Figures published by the Office of National Statistics at the end of November show that 90,871 opposite-sex couples divorced last year, a decrease of 10.6% compared to 2017 and the lowest number since 1971.
Commenting on the statistics, the ONS said Ministry of Justice figures highlight an “administrative reason behind the scale of this decrease”.
It emerged earlier this year that couples faced a record 59-week wait to get divorced as a result of a backlog in regional divorce centres.
In addition, the government announced in May that couples would no longer have to prove fault to get divorced. However, the relevant legislation is currently stalled because of the upcoming general election.
Solicitor Zahra Pabani, a family law partner at national firm Irwin Mitchell, told the Law Society Gazette that the drop in divorce numbers reflects wider issues currently facing family law.
She said: “Unhappy couples are biding their time for the divorce rate to be so low. Once no-fault divorce comes in, divorce rates will skyrocket just as they did in the 1970s when new legislation was introduced.

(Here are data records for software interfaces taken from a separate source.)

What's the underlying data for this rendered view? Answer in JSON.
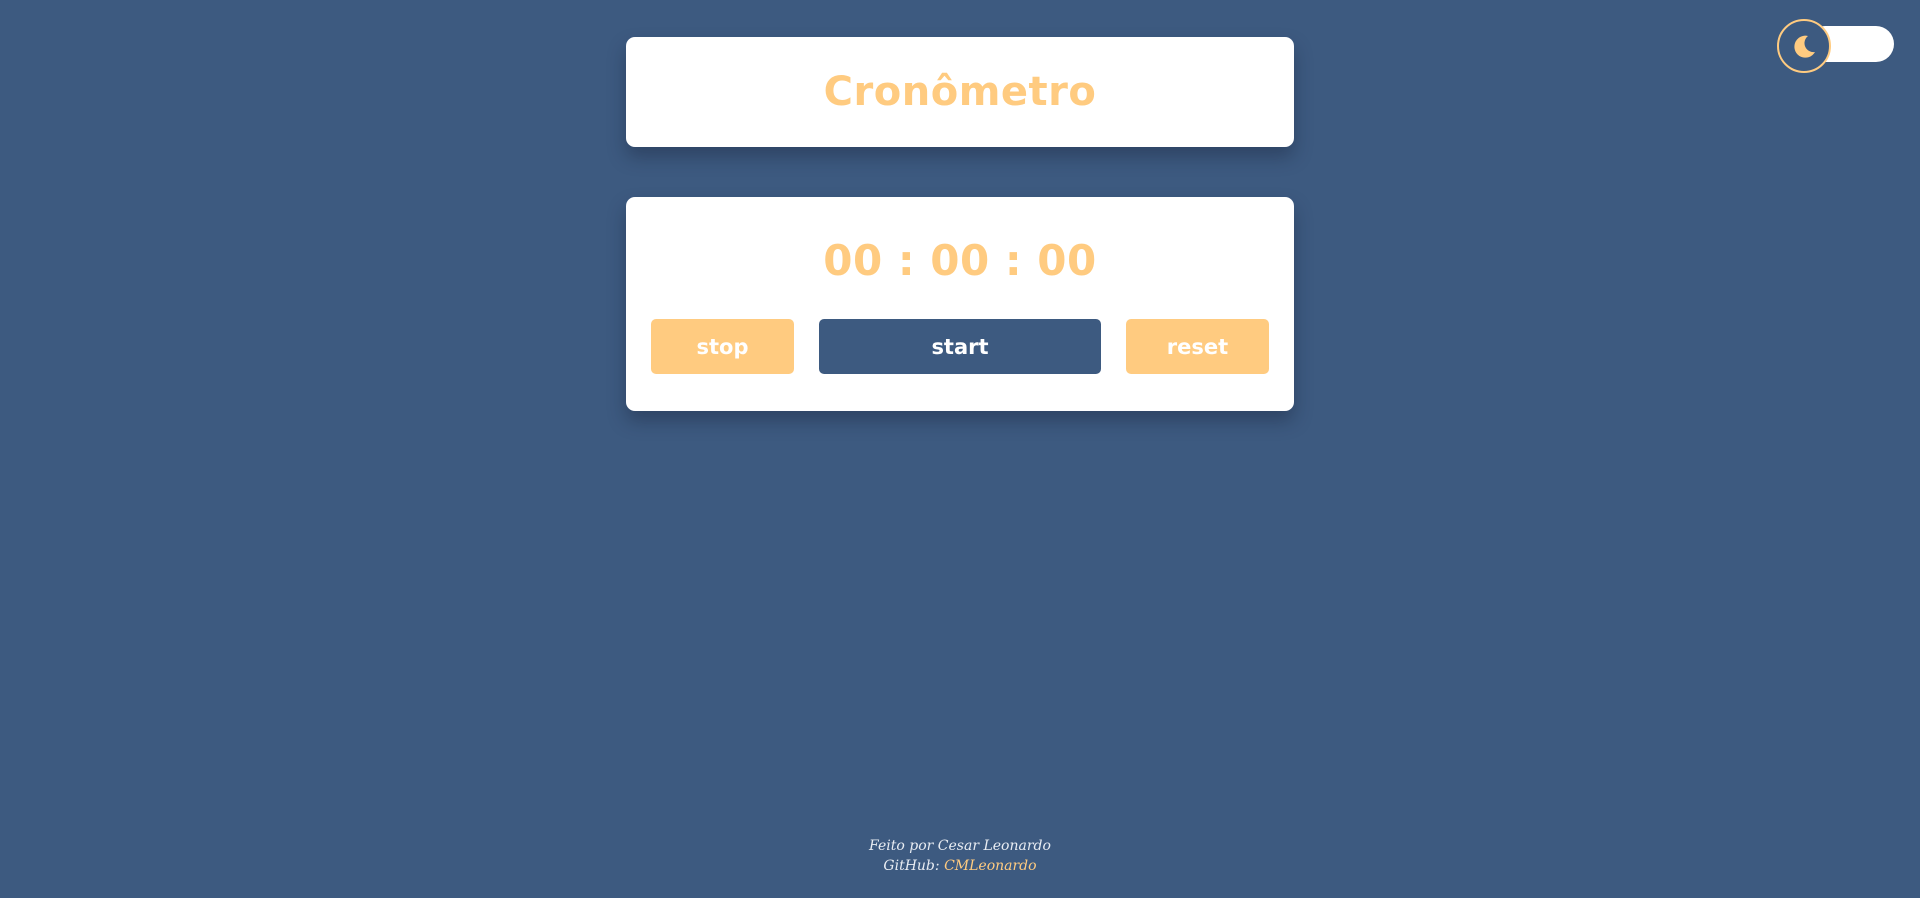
{
  "theme_toggle": {
    "icon": "moon-icon",
    "state": "dark"
  },
  "header": {
    "title": "Cronômetro"
  },
  "timer": {
    "display": "00 : 00 : 00",
    "hours": "00",
    "minutes": "00",
    "seconds": "00"
  },
  "controls": {
    "stop_label": "stop",
    "start_label": "start",
    "reset_label": "reset"
  },
  "footer": {
    "credit": "Feito por Cesar Leonardo",
    "github_prefix": "GitHub:",
    "github_user": "CMLeonardo"
  },
  "colors": {
    "background": "#3d5a80",
    "accent": "#ffcb80",
    "card": "#ffffff"
  }
}
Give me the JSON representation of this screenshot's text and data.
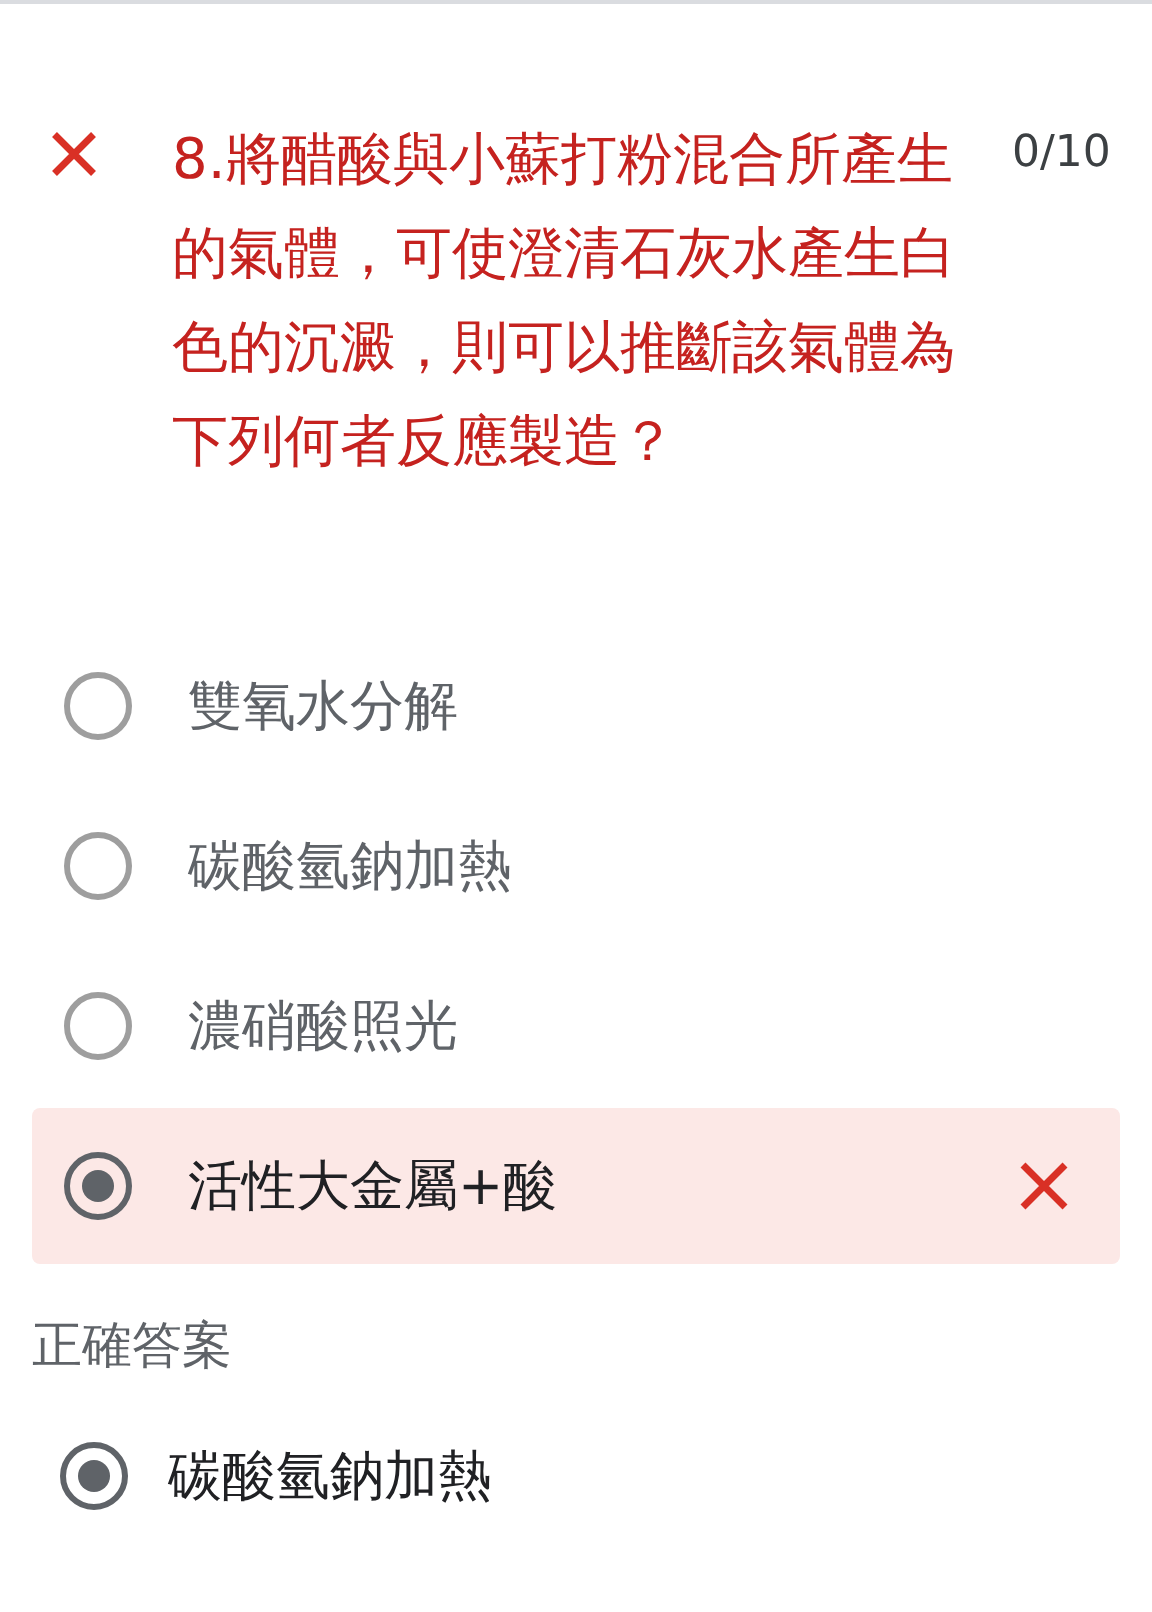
{
  "question": {
    "correct": false,
    "text": "8.將醋酸與小蘇打粉混合所產生的氣體，可使澄清石灰水產生白色的沉澱，則可以推斷該氣體為下列何者反應製造？",
    "score": "0/10"
  },
  "options": [
    {
      "label": "雙氧水分解",
      "selected": false,
      "wrong": false
    },
    {
      "label": "碳酸氫鈉加熱",
      "selected": false,
      "wrong": false
    },
    {
      "label": "濃硝酸照光",
      "selected": false,
      "wrong": false
    },
    {
      "label": "活性大金屬+酸",
      "selected": true,
      "wrong": true
    }
  ],
  "correct_answer": {
    "heading": "正確答案",
    "options": [
      {
        "label": "碳酸氫鈉加熱",
        "selected": true
      }
    ]
  }
}
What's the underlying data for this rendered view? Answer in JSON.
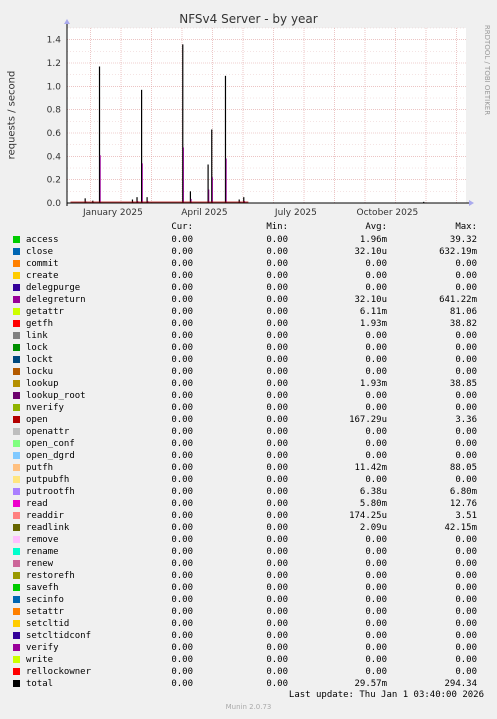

“The reality is that the courts have suffered through numerous funding cuts, and court employees are increasingly overworked and understaffed. Delays are therefore inevitable and until this remedied, will likely skew future statistics.’